– Go to a lot of meetups and meet as many people as you can. Once you get comfortable, speak at a couple of meetups. Get yourself out there and start meeting people. Every single good job I’ve had and every single client I’ve had I found through other people.
– Start following people on Twitter that you really admire and start engaging with them.

– Give back to the community by giving back to open sources projects.

I have a small budget to promote myself, any advice? If you are a very early stage, not particularly well connected, and need to get yourself out there – throw a party and invite everyone you can. Every website that exists now started off with a small community of super active users. This gets people aware with the product, and hopefully they’ll like using it. The more early adopters talk about you, the more people who take that early adopter’s advice and use it themselves. If you take out an ad on a subway, you might get a few people to check you out, but it will be in a vacuum.
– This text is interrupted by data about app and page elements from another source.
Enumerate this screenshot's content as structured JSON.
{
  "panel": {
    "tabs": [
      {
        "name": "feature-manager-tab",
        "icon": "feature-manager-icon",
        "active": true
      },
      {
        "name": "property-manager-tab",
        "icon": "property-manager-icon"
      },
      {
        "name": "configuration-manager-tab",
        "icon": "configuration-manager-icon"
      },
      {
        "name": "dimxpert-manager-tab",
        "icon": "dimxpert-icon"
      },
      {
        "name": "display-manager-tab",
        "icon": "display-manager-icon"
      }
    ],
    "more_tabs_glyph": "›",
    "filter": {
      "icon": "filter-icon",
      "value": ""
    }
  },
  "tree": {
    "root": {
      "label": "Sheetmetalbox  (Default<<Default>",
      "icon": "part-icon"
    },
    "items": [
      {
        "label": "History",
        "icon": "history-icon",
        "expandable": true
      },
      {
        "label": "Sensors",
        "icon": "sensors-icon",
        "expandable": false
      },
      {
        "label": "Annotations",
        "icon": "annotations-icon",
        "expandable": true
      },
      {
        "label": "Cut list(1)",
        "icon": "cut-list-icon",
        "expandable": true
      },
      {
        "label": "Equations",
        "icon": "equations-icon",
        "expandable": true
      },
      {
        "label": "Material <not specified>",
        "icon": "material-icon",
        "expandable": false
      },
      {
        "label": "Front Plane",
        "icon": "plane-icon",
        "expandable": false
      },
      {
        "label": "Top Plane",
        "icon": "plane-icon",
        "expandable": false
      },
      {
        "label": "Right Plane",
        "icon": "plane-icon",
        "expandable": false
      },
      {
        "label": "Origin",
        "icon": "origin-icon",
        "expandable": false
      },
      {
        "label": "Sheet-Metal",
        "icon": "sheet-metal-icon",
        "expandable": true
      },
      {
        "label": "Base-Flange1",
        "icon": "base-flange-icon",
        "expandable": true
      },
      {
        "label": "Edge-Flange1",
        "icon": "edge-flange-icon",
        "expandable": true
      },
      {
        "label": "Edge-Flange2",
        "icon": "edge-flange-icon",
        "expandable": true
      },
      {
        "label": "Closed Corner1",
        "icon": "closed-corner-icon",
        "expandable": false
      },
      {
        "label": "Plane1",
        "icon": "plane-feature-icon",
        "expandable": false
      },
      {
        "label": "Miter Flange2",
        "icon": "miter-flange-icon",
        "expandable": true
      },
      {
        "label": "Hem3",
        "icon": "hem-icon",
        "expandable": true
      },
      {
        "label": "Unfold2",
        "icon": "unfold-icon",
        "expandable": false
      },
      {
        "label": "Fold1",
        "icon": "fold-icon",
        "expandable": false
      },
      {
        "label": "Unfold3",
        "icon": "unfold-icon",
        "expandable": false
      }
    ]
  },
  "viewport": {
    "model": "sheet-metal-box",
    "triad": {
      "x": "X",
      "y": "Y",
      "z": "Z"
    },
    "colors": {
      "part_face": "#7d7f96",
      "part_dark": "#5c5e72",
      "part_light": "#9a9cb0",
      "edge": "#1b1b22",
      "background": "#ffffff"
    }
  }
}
How do you use images and avoid copyright? I believe everyone should be paid for their work. That being said, sometimes you honestly don’t have the budget for it. The absolute best resource I use is Flicker’s Creative Commons License Search.

BONUS: Timoni’s latest speaking engagement on cognitive biases

In the world of emotionally branded presence, it is not quantity that counts but quality. Consumers are so barraged by communications that finding a unique venue for a brand message can sometimes be more powerful than logos plastered everywhere. This is particularly true in large cities where modern computer technology has made the cost of oversized vinyl panels negligible and, therefore, 120-foot advertisements staring down at pedestrians from buildings are a commonplace sight, and advertising clutter from bus stop ads to passing trucks is abundant.

Emotional Branding by Marc Gobé